## [WHAT IS BEING ASKED]
Among the lines below, tally those that contain "icon" and respond with the total only.

Top of DATA UNDER STUDY

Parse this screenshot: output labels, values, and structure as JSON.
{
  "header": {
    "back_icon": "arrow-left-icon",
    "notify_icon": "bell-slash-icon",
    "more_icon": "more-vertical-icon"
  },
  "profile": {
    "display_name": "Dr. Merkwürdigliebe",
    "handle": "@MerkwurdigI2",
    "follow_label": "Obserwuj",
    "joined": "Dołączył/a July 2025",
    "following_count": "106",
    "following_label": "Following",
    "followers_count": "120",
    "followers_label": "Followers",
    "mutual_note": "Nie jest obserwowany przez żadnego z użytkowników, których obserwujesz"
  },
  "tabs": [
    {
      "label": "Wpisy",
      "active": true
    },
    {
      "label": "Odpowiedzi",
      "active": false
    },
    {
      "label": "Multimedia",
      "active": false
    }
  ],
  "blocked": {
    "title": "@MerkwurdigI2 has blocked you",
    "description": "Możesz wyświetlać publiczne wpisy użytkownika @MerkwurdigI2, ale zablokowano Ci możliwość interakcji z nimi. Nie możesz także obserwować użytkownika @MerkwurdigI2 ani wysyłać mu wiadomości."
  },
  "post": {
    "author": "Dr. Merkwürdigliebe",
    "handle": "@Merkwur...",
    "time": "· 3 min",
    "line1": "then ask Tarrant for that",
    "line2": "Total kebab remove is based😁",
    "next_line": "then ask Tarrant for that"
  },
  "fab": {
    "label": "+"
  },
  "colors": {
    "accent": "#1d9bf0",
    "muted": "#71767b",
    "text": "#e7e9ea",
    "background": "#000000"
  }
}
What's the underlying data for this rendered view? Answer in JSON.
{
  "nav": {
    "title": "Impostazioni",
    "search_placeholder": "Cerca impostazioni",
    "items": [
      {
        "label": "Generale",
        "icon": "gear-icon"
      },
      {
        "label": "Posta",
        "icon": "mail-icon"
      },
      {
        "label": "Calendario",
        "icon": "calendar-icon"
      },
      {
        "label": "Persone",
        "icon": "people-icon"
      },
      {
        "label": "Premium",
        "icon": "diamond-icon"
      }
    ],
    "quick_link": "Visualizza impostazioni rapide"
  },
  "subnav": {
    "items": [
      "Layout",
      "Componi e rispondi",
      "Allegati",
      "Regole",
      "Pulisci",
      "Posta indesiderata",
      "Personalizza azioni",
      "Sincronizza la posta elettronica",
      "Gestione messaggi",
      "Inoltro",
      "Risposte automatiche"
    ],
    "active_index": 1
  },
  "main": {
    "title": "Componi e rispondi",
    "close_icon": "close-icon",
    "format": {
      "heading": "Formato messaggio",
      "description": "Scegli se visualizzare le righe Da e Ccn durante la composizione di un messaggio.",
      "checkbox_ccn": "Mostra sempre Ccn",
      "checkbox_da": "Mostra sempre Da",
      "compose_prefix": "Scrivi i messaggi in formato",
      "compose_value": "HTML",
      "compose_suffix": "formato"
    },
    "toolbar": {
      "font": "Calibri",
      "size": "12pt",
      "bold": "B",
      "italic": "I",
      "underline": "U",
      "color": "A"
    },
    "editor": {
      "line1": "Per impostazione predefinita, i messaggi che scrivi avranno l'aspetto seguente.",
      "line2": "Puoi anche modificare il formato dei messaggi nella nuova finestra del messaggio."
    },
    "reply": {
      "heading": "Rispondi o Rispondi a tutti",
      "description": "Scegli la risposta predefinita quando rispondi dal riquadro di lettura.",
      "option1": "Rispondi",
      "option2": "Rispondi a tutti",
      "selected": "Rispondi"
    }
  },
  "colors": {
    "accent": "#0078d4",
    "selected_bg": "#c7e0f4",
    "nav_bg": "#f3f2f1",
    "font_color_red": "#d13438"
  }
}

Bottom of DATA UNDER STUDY

## [WRITTEN REPLY]
9